[Saved data entries]
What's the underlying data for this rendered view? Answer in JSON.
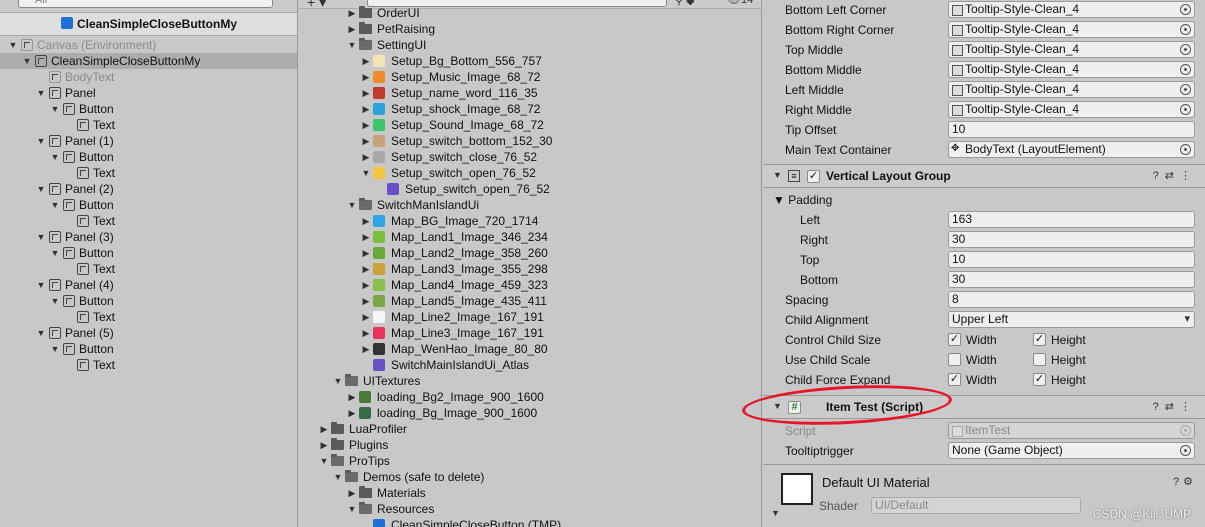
{
  "hierarchy": {
    "search_placeholder": "All",
    "scene_title": "CleanSimpleCloseButtonMy",
    "rows": [
      {
        "label": "Canvas (Environment)",
        "indent": 0,
        "arrow": "▼",
        "icon": true,
        "dim": true,
        "sel": false
      },
      {
        "label": "CleanSimpleCloseButtonMy",
        "indent": 1,
        "arrow": "▼",
        "icon": true,
        "dim": false,
        "sel": true
      },
      {
        "label": "BodyText",
        "indent": 2,
        "arrow": "",
        "icon": true,
        "dim": true,
        "sel": false
      },
      {
        "label": "Panel",
        "indent": 2,
        "arrow": "▼",
        "icon": true,
        "dim": false,
        "sel": false
      },
      {
        "label": "Button",
        "indent": 3,
        "arrow": "▼",
        "icon": true,
        "dim": false,
        "sel": false
      },
      {
        "label": "Text",
        "indent": 4,
        "arrow": "",
        "icon": true,
        "dim": false,
        "sel": false
      },
      {
        "label": "Panel (1)",
        "indent": 2,
        "arrow": "▼",
        "icon": true,
        "dim": false,
        "sel": false
      },
      {
        "label": "Button",
        "indent": 3,
        "arrow": "▼",
        "icon": true,
        "dim": false,
        "sel": false
      },
      {
        "label": "Text",
        "indent": 4,
        "arrow": "",
        "icon": true,
        "dim": false,
        "sel": false
      },
      {
        "label": "Panel (2)",
        "indent": 2,
        "arrow": "▼",
        "icon": true,
        "dim": false,
        "sel": false
      },
      {
        "label": "Button",
        "indent": 3,
        "arrow": "▼",
        "icon": true,
        "dim": false,
        "sel": false
      },
      {
        "label": "Text",
        "indent": 4,
        "arrow": "",
        "icon": true,
        "dim": false,
        "sel": false
      },
      {
        "label": "Panel (3)",
        "indent": 2,
        "arrow": "▼",
        "icon": true,
        "dim": false,
        "sel": false
      },
      {
        "label": "Button",
        "indent": 3,
        "arrow": "▼",
        "icon": true,
        "dim": false,
        "sel": false
      },
      {
        "label": "Text",
        "indent": 4,
        "arrow": "",
        "icon": true,
        "dim": false,
        "sel": false
      },
      {
        "label": "Panel (4)",
        "indent": 2,
        "arrow": "▼",
        "icon": true,
        "dim": false,
        "sel": false
      },
      {
        "label": "Button",
        "indent": 3,
        "arrow": "▼",
        "icon": true,
        "dim": false,
        "sel": false
      },
      {
        "label": "Text",
        "indent": 4,
        "arrow": "",
        "icon": true,
        "dim": false,
        "sel": false
      },
      {
        "label": "Panel (5)",
        "indent": 2,
        "arrow": "▼",
        "icon": true,
        "dim": false,
        "sel": false
      },
      {
        "label": "Button",
        "indent": 3,
        "arrow": "▼",
        "icon": true,
        "dim": false,
        "sel": false
      },
      {
        "label": "Text",
        "indent": 4,
        "arrow": "",
        "icon": true,
        "dim": false,
        "sel": false
      }
    ]
  },
  "project": {
    "count": "14",
    "rows": [
      {
        "label": "OrderUI",
        "indent": 3,
        "arrow": "▶",
        "kind": "folder"
      },
      {
        "label": "PetRaising",
        "indent": 3,
        "arrow": "▶",
        "kind": "folder"
      },
      {
        "label": "SettingUI",
        "indent": 3,
        "arrow": "▼",
        "kind": "folder-open"
      },
      {
        "label": "Setup_Bg_Bottom_556_757",
        "indent": 4,
        "arrow": "▶",
        "kind": "sprite",
        "color": "#f3e3b5"
      },
      {
        "label": "Setup_Music_Image_68_72",
        "indent": 4,
        "arrow": "▶",
        "kind": "sprite",
        "color": "#f08a2a"
      },
      {
        "label": "Setup_name_word_116_35",
        "indent": 4,
        "arrow": "▶",
        "kind": "sprite",
        "color": "#c0392b"
      },
      {
        "label": "Setup_shock_Image_68_72",
        "indent": 4,
        "arrow": "▶",
        "kind": "sprite",
        "color": "#2aa3d8"
      },
      {
        "label": "Setup_Sound_Image_68_72",
        "indent": 4,
        "arrow": "▶",
        "kind": "sprite",
        "color": "#3cc46a"
      },
      {
        "label": "Setup_switch_bottom_152_30",
        "indent": 4,
        "arrow": "▶",
        "kind": "sprite",
        "color": "#c8a27a"
      },
      {
        "label": "Setup_switch_close_76_52",
        "indent": 4,
        "arrow": "▶",
        "kind": "sprite",
        "color": "#a9a9a9"
      },
      {
        "label": "Setup_switch_open_76_52",
        "indent": 4,
        "arrow": "▼",
        "kind": "sprite",
        "color": "#f5c542"
      },
      {
        "label": "Setup_switch_open_76_52",
        "indent": 5,
        "arrow": "",
        "kind": "sprite",
        "color": "#6a4fc7"
      },
      {
        "label": "SwitchManIslandUi",
        "indent": 3,
        "arrow": "▼",
        "kind": "folder-open"
      },
      {
        "label": "Map_BG_Image_720_1714",
        "indent": 4,
        "arrow": "▶",
        "kind": "sprite",
        "color": "#2fa7e6"
      },
      {
        "label": "Map_Land1_Image_346_234",
        "indent": 4,
        "arrow": "▶",
        "kind": "sprite",
        "color": "#7bbf3a"
      },
      {
        "label": "Map_Land2_Image_358_260",
        "indent": 4,
        "arrow": "▶",
        "kind": "sprite",
        "color": "#6aa83a"
      },
      {
        "label": "Map_Land3_Image_355_298",
        "indent": 4,
        "arrow": "▶",
        "kind": "sprite",
        "color": "#c9a23a"
      },
      {
        "label": "Map_Land4_Image_459_323",
        "indent": 4,
        "arrow": "▶",
        "kind": "sprite",
        "color": "#8abf4a"
      },
      {
        "label": "Map_Land5_Image_435_411",
        "indent": 4,
        "arrow": "▶",
        "kind": "sprite",
        "color": "#7aa84a"
      },
      {
        "label": "Map_Line2_Image_167_191",
        "indent": 4,
        "arrow": "▶",
        "kind": "sprite",
        "color": "#f5f5f5"
      },
      {
        "label": "Map_Line3_Image_167_191",
        "indent": 4,
        "arrow": "▶",
        "kind": "sprite",
        "color": "#e8345a"
      },
      {
        "label": "Map_WenHao_Image_80_80",
        "indent": 4,
        "arrow": "▶",
        "kind": "sprite",
        "color": "#333333"
      },
      {
        "label": "SwitchMainIslandUi_Atlas",
        "indent": 4,
        "arrow": "",
        "kind": "sprite",
        "color": "#6a4fc7"
      },
      {
        "label": "UITextures",
        "indent": 2,
        "arrow": "▼",
        "kind": "folder-open"
      },
      {
        "label": "loading_Bg2_Image_900_1600",
        "indent": 3,
        "arrow": "▶",
        "kind": "sprite",
        "color": "#4a7a3a"
      },
      {
        "label": "loading_Bg_Image_900_1600",
        "indent": 3,
        "arrow": "▶",
        "kind": "sprite",
        "color": "#3a6a4a"
      },
      {
        "label": "LuaProfiler",
        "indent": 1,
        "arrow": "▶",
        "kind": "folder"
      },
      {
        "label": "Plugins",
        "indent": 1,
        "arrow": "▶",
        "kind": "folder"
      },
      {
        "label": "ProTips",
        "indent": 1,
        "arrow": "▼",
        "kind": "folder-open"
      },
      {
        "label": "Demos (safe to delete)",
        "indent": 2,
        "arrow": "▼",
        "kind": "folder-open"
      },
      {
        "label": "Materials",
        "indent": 3,
        "arrow": "▶",
        "kind": "folder"
      },
      {
        "label": "Resources",
        "indent": 3,
        "arrow": "▼",
        "kind": "folder-open"
      },
      {
        "label": "CleanSimpleCloseButton (TMP)",
        "indent": 4,
        "arrow": "",
        "kind": "sprite",
        "color": "#1e6fd6"
      }
    ]
  },
  "inspector": {
    "tooltip_fields": [
      {
        "label": "Bottom Left Corner",
        "value": "Tooltip-Style-Clean_4"
      },
      {
        "label": "Bottom Right Corner",
        "value": "Tooltip-Style-Clean_4"
      },
      {
        "label": "Top Middle",
        "value": "Tooltip-Style-Clean_4"
      },
      {
        "label": "Bottom Middle",
        "value": "Tooltip-Style-Clean_4"
      },
      {
        "label": "Left Middle",
        "value": "Tooltip-Style-Clean_4"
      },
      {
        "label": "Right Middle",
        "value": "Tooltip-Style-Clean_4"
      }
    ],
    "tip_offset_label": "Tip Offset",
    "tip_offset_value": "10",
    "main_text_label": "Main Text Container",
    "main_text_value": "BodyText (LayoutElement)",
    "vlg": {
      "title": "Vertical Layout Group",
      "padding_label": "Padding",
      "left_label": "Left",
      "left_value": "163",
      "right_label": "Right",
      "right_value": "30",
      "top_label": "Top",
      "top_value": "10",
      "bottom_label": "Bottom",
      "bottom_value": "30",
      "spacing_label": "Spacing",
      "spacing_value": "8",
      "alignment_label": "Child Alignment",
      "alignment_value": "Upper Left",
      "control_label": "Control Child Size",
      "scale_label": "Use Child Scale",
      "expand_label": "Child Force Expand",
      "width_label": "Width",
      "height_label": "Height",
      "control_width": true,
      "control_height": true,
      "scale_width": false,
      "scale_height": false,
      "expand_width": true,
      "expand_height": true
    },
    "item_test": {
      "title": "Item Test (Script)",
      "script_label": "Script",
      "script_value": "ItemTest",
      "tooltiptrigger_label": "Tooltiptrigger",
      "tooltiptrigger_value": "None (Game Object)"
    },
    "material": {
      "name": "Default UI Material",
      "shader_label": "Shader",
      "shader_value": "UI/Default"
    }
  },
  "watermark": "CSDN @KillJUMP",
  "colors": {
    "annotation_circle": "#e8142a",
    "selected_row": "#adadad",
    "cube_blue": "#1e6fd6"
  }
}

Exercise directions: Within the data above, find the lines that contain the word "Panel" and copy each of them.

Your solution:
        "label": "Panel",
        "label": "Panel (1)",
        "label": "Panel (2)",
        "label": "Panel (3)",
        "label": "Panel (4)",
        "label": "Panel (5)",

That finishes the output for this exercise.